§ **Your objective**: Each line holding the word "JSON" must appear in the answer, copied from the entries.

Items listed in a dataset:
= Beginning of Section =

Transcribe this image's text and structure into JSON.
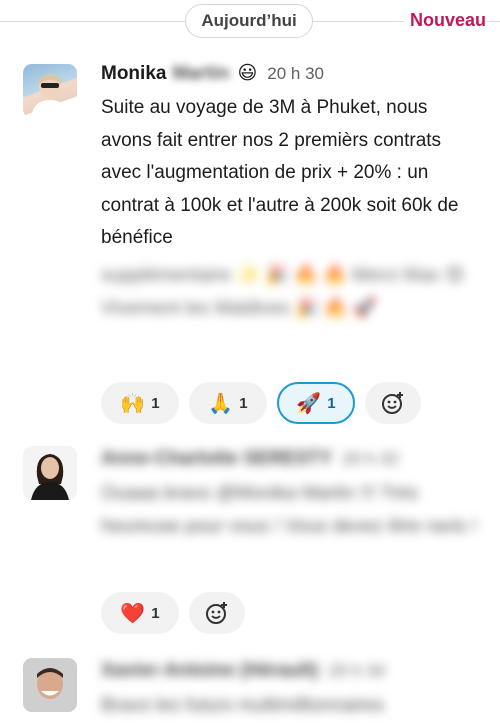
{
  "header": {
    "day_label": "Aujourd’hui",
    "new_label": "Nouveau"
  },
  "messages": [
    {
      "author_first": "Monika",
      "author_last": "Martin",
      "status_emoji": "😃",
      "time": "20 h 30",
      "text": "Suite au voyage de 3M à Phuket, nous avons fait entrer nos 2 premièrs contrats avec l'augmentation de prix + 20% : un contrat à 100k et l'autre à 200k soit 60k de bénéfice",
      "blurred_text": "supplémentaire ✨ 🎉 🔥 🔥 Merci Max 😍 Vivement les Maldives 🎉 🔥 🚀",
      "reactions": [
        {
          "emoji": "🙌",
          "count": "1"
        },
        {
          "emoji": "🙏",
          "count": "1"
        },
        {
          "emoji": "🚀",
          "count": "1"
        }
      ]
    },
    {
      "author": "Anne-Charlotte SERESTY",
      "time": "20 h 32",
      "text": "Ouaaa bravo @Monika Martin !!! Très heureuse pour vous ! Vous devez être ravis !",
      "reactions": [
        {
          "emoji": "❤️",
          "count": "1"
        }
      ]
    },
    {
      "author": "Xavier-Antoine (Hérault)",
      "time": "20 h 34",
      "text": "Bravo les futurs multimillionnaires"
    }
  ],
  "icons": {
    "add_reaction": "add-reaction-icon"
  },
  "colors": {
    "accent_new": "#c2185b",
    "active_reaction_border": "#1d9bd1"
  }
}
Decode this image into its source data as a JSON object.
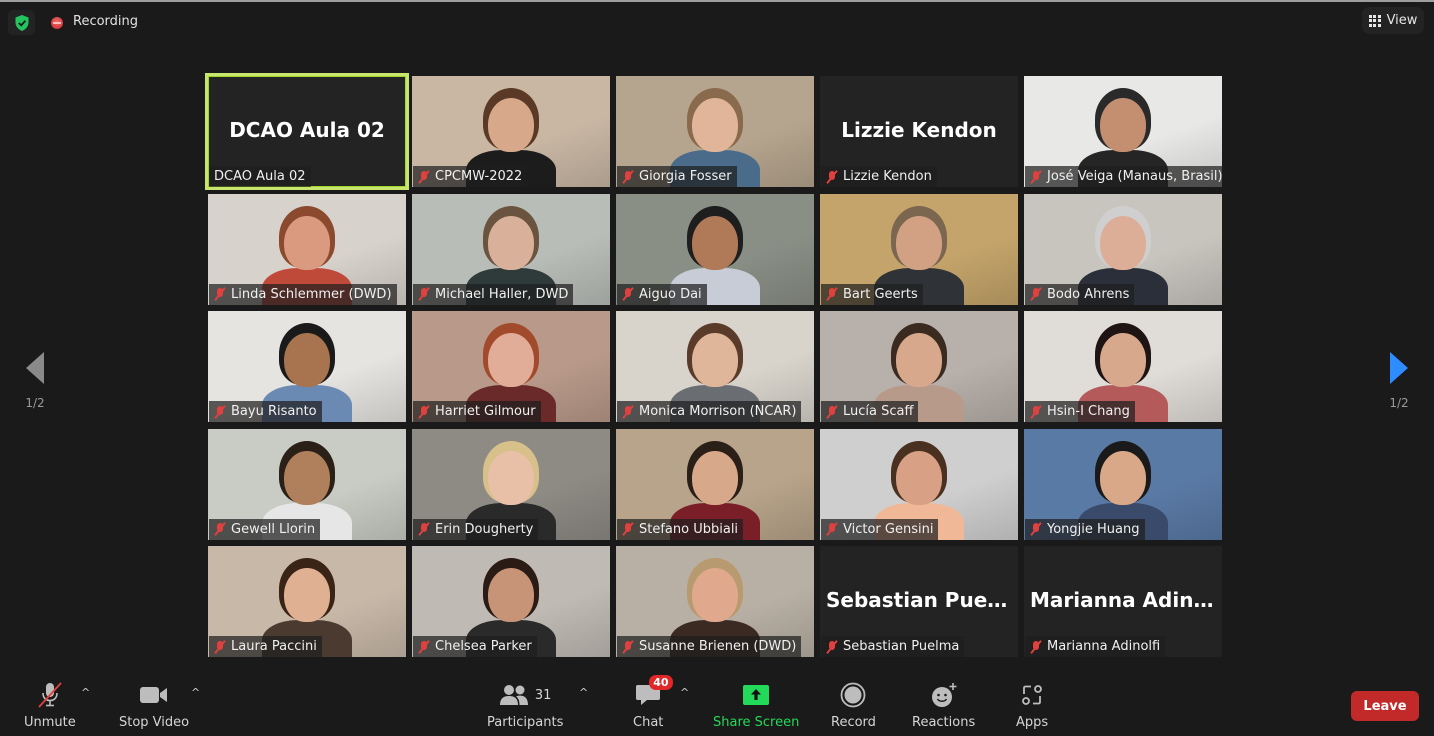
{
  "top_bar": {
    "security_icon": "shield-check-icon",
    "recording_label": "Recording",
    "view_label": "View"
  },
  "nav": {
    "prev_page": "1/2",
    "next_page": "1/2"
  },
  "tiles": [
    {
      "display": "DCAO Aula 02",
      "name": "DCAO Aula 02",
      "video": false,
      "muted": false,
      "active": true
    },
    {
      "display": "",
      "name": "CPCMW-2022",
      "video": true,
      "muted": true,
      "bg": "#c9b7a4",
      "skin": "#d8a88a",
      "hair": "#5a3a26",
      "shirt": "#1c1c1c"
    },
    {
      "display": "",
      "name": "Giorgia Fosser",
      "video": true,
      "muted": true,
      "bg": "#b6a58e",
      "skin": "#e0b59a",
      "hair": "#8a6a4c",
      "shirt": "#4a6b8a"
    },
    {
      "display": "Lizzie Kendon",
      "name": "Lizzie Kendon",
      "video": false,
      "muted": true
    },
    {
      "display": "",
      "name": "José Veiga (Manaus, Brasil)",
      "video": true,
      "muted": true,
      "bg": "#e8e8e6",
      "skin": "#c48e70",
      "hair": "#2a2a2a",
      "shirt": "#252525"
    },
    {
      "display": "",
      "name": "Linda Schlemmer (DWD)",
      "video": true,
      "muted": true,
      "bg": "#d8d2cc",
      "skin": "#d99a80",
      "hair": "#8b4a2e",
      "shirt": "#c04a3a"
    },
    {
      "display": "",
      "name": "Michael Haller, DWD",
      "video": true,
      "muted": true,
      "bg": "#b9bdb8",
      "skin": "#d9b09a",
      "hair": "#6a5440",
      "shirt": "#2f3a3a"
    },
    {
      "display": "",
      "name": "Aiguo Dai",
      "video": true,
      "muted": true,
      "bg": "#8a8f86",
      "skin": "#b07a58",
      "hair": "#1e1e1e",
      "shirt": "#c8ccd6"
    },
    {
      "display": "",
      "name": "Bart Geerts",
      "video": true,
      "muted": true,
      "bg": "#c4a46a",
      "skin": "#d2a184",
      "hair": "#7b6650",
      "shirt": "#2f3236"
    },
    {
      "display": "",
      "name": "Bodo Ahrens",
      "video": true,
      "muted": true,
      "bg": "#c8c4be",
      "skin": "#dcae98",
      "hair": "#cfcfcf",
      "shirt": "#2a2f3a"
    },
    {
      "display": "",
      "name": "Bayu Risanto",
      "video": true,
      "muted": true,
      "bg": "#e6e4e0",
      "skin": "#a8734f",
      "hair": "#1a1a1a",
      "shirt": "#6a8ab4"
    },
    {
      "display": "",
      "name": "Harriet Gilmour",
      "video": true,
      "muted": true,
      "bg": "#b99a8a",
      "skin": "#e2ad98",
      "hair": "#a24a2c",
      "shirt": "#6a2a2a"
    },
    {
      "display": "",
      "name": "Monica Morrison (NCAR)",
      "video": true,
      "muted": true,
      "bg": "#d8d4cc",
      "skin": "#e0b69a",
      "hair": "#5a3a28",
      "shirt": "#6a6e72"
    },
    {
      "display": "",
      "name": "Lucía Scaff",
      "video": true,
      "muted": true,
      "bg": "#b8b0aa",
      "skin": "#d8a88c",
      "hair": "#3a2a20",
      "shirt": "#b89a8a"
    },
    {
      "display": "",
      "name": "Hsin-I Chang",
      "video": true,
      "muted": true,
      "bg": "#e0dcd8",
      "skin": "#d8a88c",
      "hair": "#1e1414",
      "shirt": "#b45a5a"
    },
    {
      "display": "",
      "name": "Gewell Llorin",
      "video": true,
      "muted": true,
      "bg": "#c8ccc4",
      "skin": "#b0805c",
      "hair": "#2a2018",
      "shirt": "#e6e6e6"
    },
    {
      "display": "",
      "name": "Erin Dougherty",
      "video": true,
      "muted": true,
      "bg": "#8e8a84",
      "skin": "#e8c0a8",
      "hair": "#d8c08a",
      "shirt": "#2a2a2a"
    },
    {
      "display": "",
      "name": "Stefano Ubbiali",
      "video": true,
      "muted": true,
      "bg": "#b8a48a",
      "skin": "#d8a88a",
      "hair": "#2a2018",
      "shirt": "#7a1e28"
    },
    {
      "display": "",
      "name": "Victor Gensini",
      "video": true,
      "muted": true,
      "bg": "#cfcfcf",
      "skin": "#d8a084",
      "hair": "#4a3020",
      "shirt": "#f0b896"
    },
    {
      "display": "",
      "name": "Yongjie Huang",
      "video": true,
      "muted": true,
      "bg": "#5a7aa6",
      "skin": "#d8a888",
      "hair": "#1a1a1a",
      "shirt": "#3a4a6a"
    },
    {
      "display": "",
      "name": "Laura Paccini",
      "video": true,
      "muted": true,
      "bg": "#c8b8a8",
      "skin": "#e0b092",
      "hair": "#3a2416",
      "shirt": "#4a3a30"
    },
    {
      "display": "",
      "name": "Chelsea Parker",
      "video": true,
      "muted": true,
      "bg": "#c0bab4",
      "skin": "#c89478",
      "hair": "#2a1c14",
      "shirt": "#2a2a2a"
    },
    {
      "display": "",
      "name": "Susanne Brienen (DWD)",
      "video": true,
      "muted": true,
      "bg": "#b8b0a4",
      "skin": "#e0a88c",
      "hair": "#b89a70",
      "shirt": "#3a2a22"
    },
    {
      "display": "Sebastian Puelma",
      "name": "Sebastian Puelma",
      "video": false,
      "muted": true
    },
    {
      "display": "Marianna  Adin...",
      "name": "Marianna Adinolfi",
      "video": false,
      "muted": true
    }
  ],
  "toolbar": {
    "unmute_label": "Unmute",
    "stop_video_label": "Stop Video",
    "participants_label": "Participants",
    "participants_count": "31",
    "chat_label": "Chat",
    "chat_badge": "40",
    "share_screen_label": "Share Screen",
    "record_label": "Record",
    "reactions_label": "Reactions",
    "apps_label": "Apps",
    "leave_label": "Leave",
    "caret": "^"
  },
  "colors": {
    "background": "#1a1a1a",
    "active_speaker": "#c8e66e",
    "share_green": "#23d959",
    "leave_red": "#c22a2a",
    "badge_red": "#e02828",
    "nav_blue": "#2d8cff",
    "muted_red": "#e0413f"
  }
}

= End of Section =
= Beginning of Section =

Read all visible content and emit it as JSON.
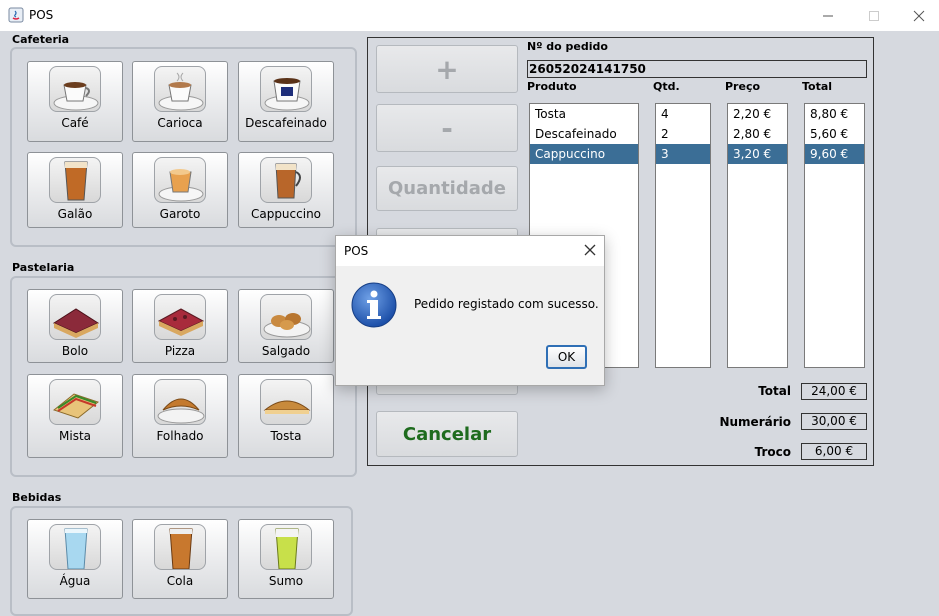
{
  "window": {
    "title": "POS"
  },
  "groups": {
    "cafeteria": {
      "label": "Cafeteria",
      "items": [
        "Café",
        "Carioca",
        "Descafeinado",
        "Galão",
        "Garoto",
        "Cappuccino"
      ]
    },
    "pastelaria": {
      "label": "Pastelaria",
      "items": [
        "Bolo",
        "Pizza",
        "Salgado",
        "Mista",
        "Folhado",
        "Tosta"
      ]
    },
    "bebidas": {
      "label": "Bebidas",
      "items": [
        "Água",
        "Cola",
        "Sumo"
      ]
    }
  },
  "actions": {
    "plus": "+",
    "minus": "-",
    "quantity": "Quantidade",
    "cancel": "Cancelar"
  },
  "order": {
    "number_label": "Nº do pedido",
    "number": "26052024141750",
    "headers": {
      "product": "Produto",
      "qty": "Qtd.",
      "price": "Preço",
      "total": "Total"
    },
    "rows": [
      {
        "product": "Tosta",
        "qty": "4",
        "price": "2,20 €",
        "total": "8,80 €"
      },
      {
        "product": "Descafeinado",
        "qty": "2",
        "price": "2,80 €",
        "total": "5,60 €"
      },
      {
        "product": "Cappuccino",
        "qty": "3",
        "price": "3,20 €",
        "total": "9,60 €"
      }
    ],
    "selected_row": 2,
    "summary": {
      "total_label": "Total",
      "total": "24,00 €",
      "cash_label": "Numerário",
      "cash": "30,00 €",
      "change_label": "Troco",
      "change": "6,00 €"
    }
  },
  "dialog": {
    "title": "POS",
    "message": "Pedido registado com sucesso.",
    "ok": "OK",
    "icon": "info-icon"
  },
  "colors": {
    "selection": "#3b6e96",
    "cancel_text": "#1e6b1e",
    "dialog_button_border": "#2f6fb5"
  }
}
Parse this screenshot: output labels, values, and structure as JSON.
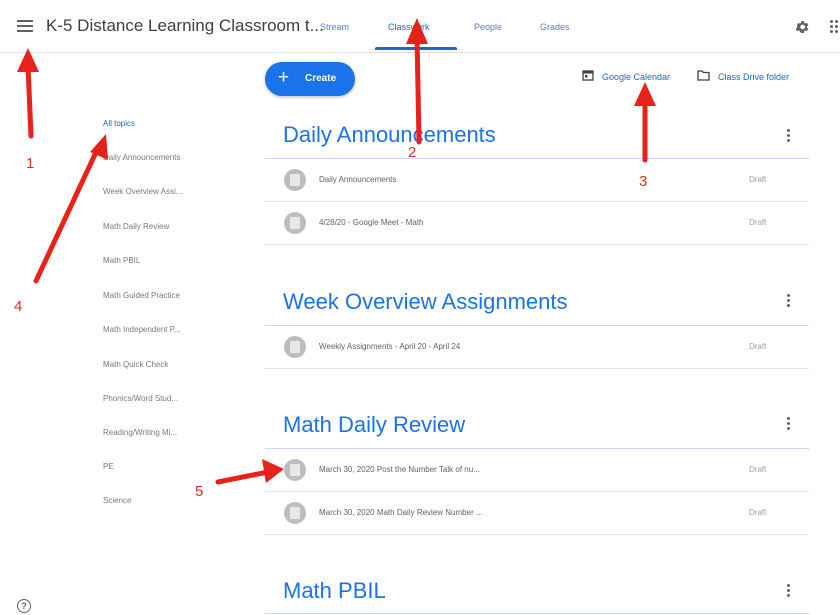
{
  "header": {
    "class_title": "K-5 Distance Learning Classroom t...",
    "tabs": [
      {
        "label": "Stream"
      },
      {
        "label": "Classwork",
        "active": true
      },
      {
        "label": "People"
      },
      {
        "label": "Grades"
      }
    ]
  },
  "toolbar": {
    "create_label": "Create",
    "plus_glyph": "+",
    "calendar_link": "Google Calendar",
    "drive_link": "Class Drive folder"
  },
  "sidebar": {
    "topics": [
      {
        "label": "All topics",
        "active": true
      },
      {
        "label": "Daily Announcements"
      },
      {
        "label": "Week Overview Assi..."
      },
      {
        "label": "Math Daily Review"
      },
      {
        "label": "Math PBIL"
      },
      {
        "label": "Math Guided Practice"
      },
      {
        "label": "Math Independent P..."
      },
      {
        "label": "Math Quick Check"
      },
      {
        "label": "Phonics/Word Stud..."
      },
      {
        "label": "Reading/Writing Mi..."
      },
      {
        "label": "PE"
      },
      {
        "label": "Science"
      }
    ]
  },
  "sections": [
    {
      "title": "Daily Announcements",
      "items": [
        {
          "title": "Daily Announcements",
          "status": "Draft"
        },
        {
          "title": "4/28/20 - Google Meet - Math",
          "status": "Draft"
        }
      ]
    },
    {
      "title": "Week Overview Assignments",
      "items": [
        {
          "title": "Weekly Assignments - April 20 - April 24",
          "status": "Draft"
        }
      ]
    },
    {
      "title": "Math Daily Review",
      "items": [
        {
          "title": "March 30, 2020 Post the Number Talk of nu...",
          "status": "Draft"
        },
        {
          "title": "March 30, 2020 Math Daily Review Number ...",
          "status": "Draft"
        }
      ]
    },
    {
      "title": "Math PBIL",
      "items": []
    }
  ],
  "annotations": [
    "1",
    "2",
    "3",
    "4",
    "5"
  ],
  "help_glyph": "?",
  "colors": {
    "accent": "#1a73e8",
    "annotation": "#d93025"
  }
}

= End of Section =

§ **Answer to this problem**:
Transcribe this image's text and structure into JSON.
Decode this image into its source data as a JSON object.
Read all visible content and emit it as JSON.
Parse this screenshot: output labels, values, and structure as JSON.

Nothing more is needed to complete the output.